The New York Times recently wrote a piece, Art Is Becoming a Financial Product, and Blockchain Is Making It Happen, describing the newfound romance between art and blockchain technology. It’s a perfect example of the dual-edge sword that technologies like blockchain offer – democratization and decentralized ownership on one hand, and the evils of financialization on the other.
It could be good great for the art market. Art lovers, who can’t necessarily buy a piece of an artist they love, but could buy a slice of it (think of all those people who love owning shares of Manchester United or the Green Bay Packers). If the owner of a piece wanted to sell it, couldn’t they draw up a blockchain contract, put it in a museum, and sell that piece to any number of individual investors? That’s going to be a lot cheaper than paying an auction house to sell it.
But might that reduction in transaction costs in art, a market that doesn’t need any more help inflating prices for really no reason at all? Maybe, though that might depend on the current level of enthusiasm around blockchain at any given moment (see: Long Island Ice Tea Company).
But I am willing to consider with a smartly written contract, this could be a way to bring some art out of the dark and into the public light.
The inevitable Steve Wynn reference
So instead of something sitting in Steve Wynn’s private collection, never to be seen until he decides to sell it, any given blockchained piece would become a public good. That’s the true democratization of the art market.
Sure, Steve Wynn could decide to buy 51% of the piece and get voting rights to put it in his private collection. Or better yet, perhaps the contract explicitly states it would have to be in public display? But let’s forget about Steve Wynn for a minute – the top priority of every blockchain enthusiast I’ve ever met was making money, so perhaps real buyers would enjoy the price a billionaire collector would pay to own a majority stake in a work, driving up its value.
Or maybe collectors like Wynn would completely avoid the blockchained works, because they want that piece in their private collections (for all his many, many faults, Steve Wynn does know and appreciate art). As long as the majority owner can’t control the piece, that work could live with the people (again, I question how “of the people” blockchain bros are, but that’s a separate discussion).
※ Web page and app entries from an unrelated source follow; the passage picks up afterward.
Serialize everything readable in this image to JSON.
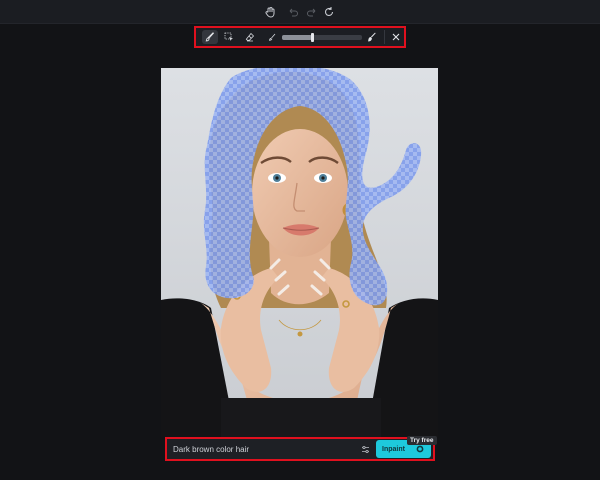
{
  "topbar": {
    "icons": [
      "hand-icon",
      "undo-icon",
      "redo-icon",
      "reset-icon"
    ]
  },
  "tools": {
    "items": [
      {
        "name": "brush-icon",
        "active": true
      },
      {
        "name": "smart-select-icon",
        "active": false
      },
      {
        "name": "eraser-icon",
        "active": false
      },
      {
        "name": "brush-size-small-icon",
        "active": false
      },
      {
        "name": "brush-size-large-icon",
        "active": false
      },
      {
        "name": "close-icon",
        "active": false
      }
    ],
    "brush_size_fraction": 0.38
  },
  "prompt": {
    "value": "Dark brown color hair",
    "inpaint_label": "Inpaint",
    "badge": "Try free"
  },
  "colors": {
    "accent": "#1ec9dc",
    "highlight_border": "#e0101e",
    "mask": "#6f8fe8"
  }
}
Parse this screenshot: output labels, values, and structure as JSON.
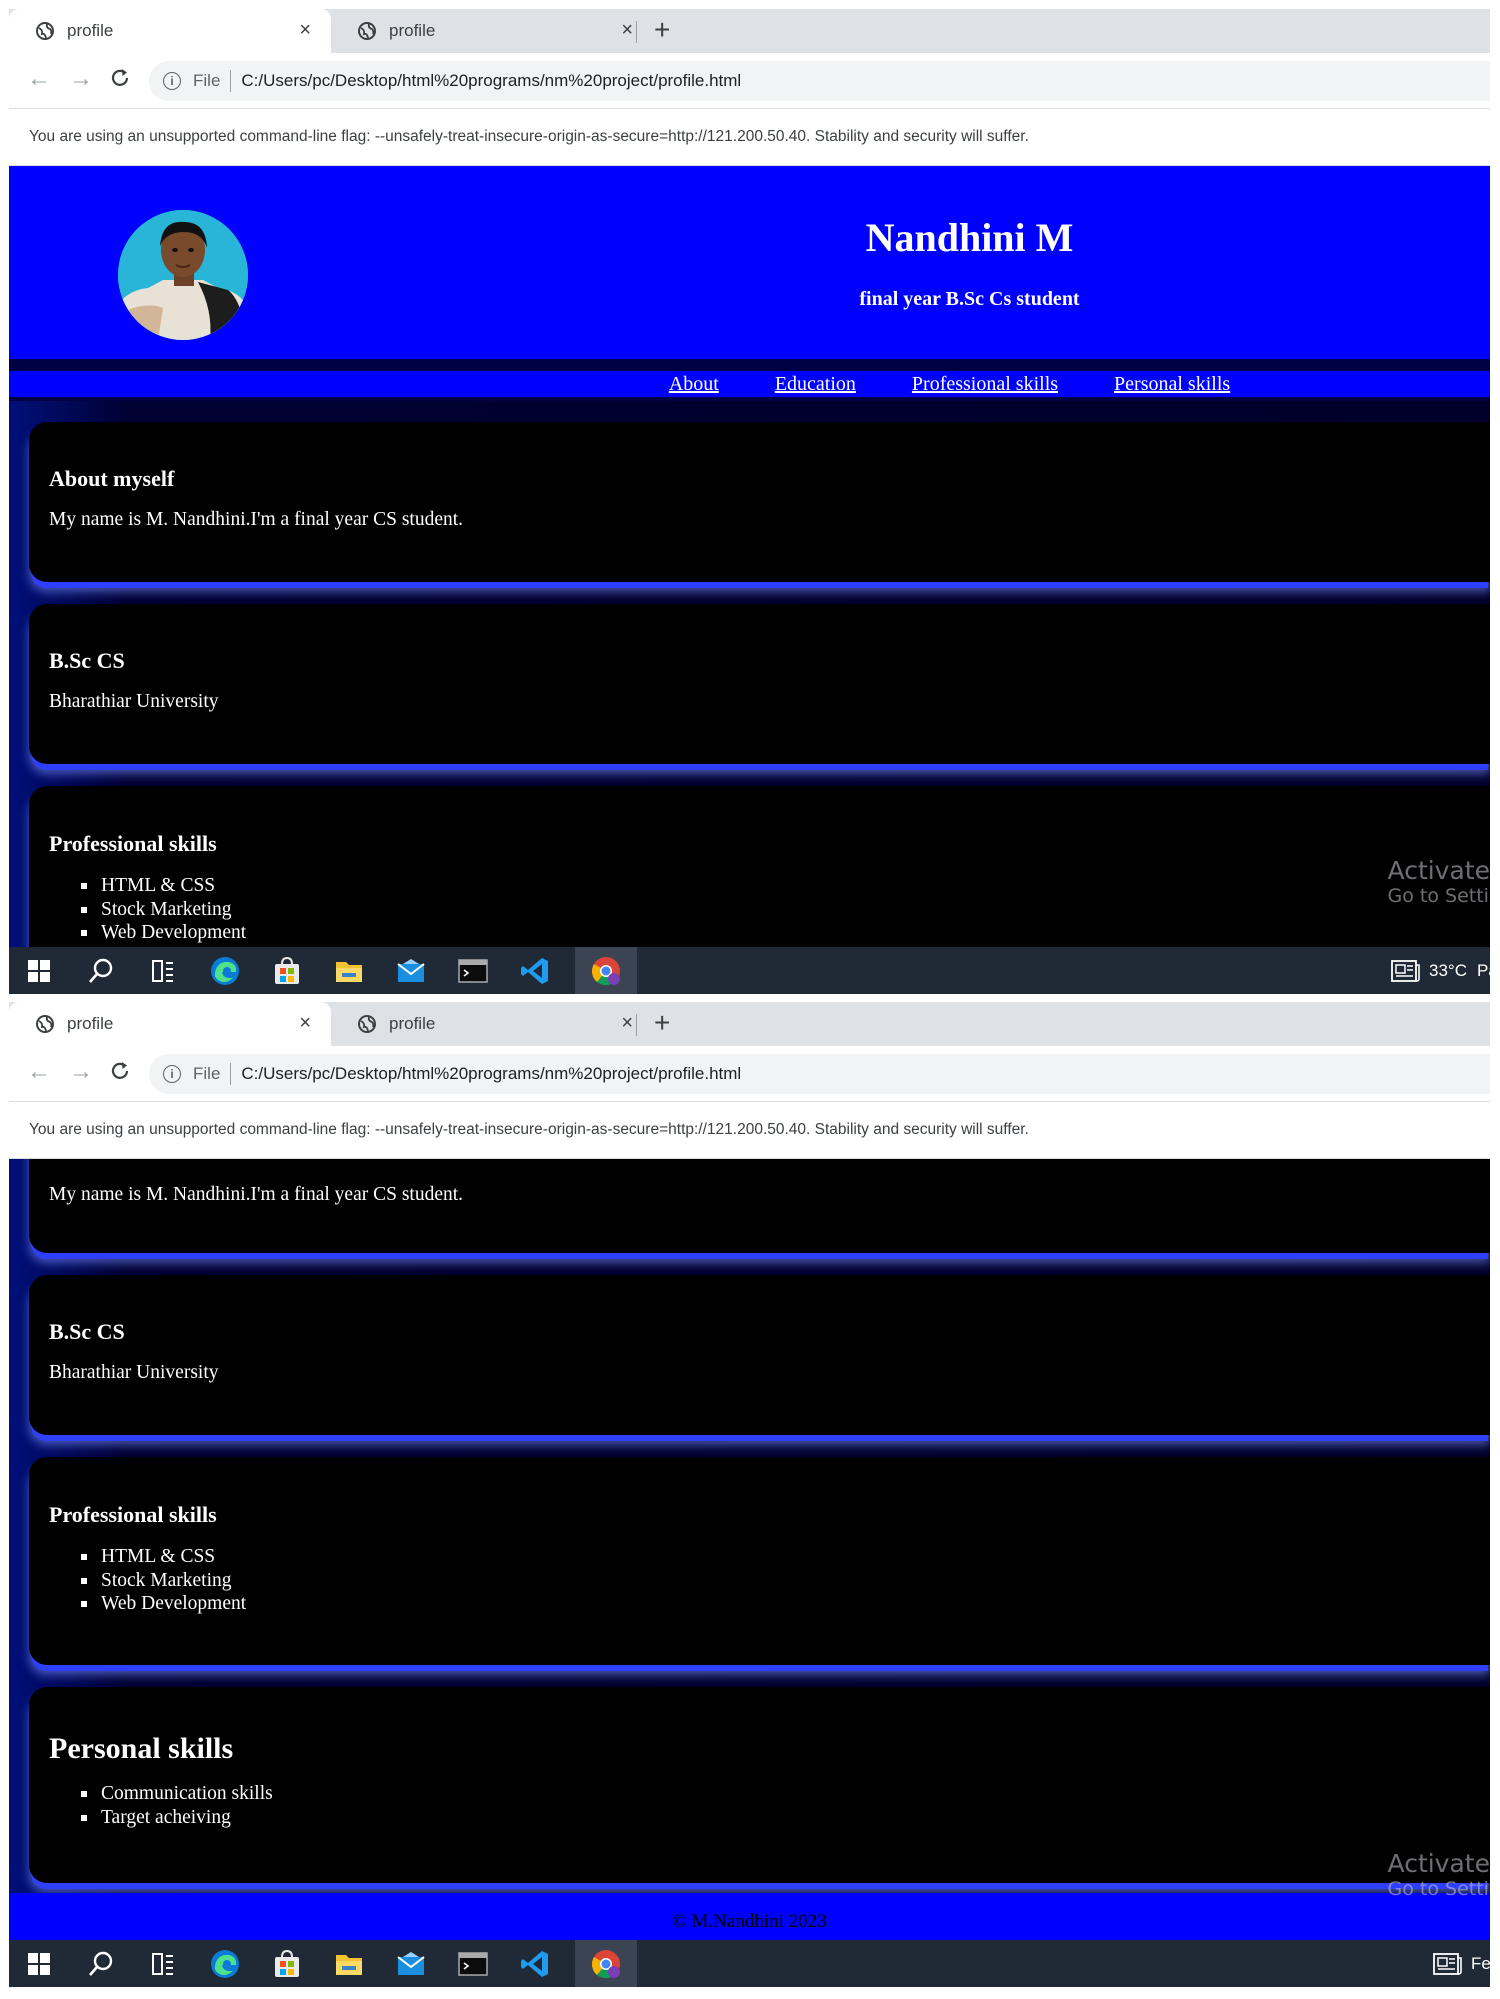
{
  "browser": {
    "tabs": [
      {
        "title": "profile",
        "close": "×"
      },
      {
        "title": "profile",
        "close": "×"
      }
    ],
    "new_tab": "+",
    "nav": {
      "back": "←",
      "forward": "→",
      "reload": "C"
    },
    "omnibox": {
      "info": "i",
      "scheme": "File",
      "url": "C:/Users/pc/Desktop/html%20programs/nm%20project/profile.html"
    },
    "infobar": "You are using an unsupported command-line flag: --unsafely-treat-insecure-origin-as-secure=http://121.200.50.40. Stability and security will suffer."
  },
  "page": {
    "name": "Nandhini M",
    "subtitle": "final year B.Sc Cs student",
    "nav": [
      "About",
      "Education",
      "Professional skills",
      "Personal skills"
    ],
    "about": {
      "heading": "About myself",
      "text": "My name is M. Nandhini.I'm a final year CS student."
    },
    "education": {
      "heading": "B.Sc CS",
      "text": "Bharathiar University"
    },
    "professional": {
      "heading": "Professional skills",
      "items": [
        "HTML & CSS",
        "Stock Marketing",
        "Web Development"
      ]
    },
    "personal": {
      "heading": "Personal skills",
      "items": [
        "Communication skills",
        "Target acheiving"
      ]
    },
    "footer": "© M.Nandhini 2023"
  },
  "watermark": {
    "title": "Activate",
    "subtitle": "Go to Setti"
  },
  "taskbar": {
    "icons": [
      "windows-start-icon",
      "search-icon",
      "task-view-icon",
      "edge-icon",
      "store-icon",
      "file-explorer-icon",
      "mail-icon",
      "terminal-icon",
      "vscode-icon",
      "chrome-icon"
    ],
    "weather_1": "33°C",
    "weather_1_suffix": "Pa",
    "weather_2_suffix": "Fe"
  },
  "colors": {
    "page_blue": "#0000ff",
    "dark_background": "#00002a",
    "section": "#000000",
    "taskbar": "#202a36"
  }
}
So you’re buying into this Rothko ICO for what purpose?
Which brings up the other side of the coin. Blockchained art just treats works as a financial asset class. To be fair, this is what a lot of collectors do anyway. But it could only further formalizes the relationship between money and art. There are a lot of collectors who are incredibly wealthy and can own any piece they want, but they are still connoisseurs of art and have legitimate love for some pieces. Chop up a Rothko between 10,000 blockchain investors, and that passion sort of dissolves.
And besides, this has been tried in similar ways before, and wasn’t terribly successful. Artsy wrote last year about art funds, describing middling success. The number of art funds grew in the aughts, before being crippled by the financial crisis. The article also said that art isn’t liquid enough to produce returns that investors want. Art funds also had high overhead costs – think storage and insurance – which wouldn’t suddenly disappear if the ownership of the work were just digitized into the blockchain.
But somebody’s got to try it… The Kostabi ICO
I’m actually surprised Mark Kostabi hasn’t tried to blockchain ownership of his works, considering his shameless factory production methods to pump out 200+ works a year. As another Artsy story recently noted,
The division of labor at Kostabi World was strictly regimented. The first floor, known as the “think tank,” was where the “idea people” conceived and sketched the high-concept tableaux that celebrity clients like Sylvester Stallone, Axl Rose, Domenico Dolce, and Stefano Gabbana clamored for. The best sketches were bumped up to the second floor, where “drawers” refined the images and traced them on canvas. On the top floor, product rolled off the line. This was the painter’s domain, the place where art academy grads, many from Russia and Eastern Europe, were paid around $5 an hour to copy these urban fables with acrylics in different colors and various formats. Along the way, the iconography was tweaked: remove this hat, fix that hand, add more dollar signs. After a painting had passed through all the inspections and filters, Kostabi would add his signature. The titles (also paid for, at $20 or $50 apiece) came later. The one that sums up the ’80s best still resonates today: Sadness Because the Video Rental Store Was Closed.
If you’re going to just pay low-wage artists to produce your works, sign off on it yourself, then sell it to galleries for tens of thousands of dollars, why WOULDN’T you ICO them?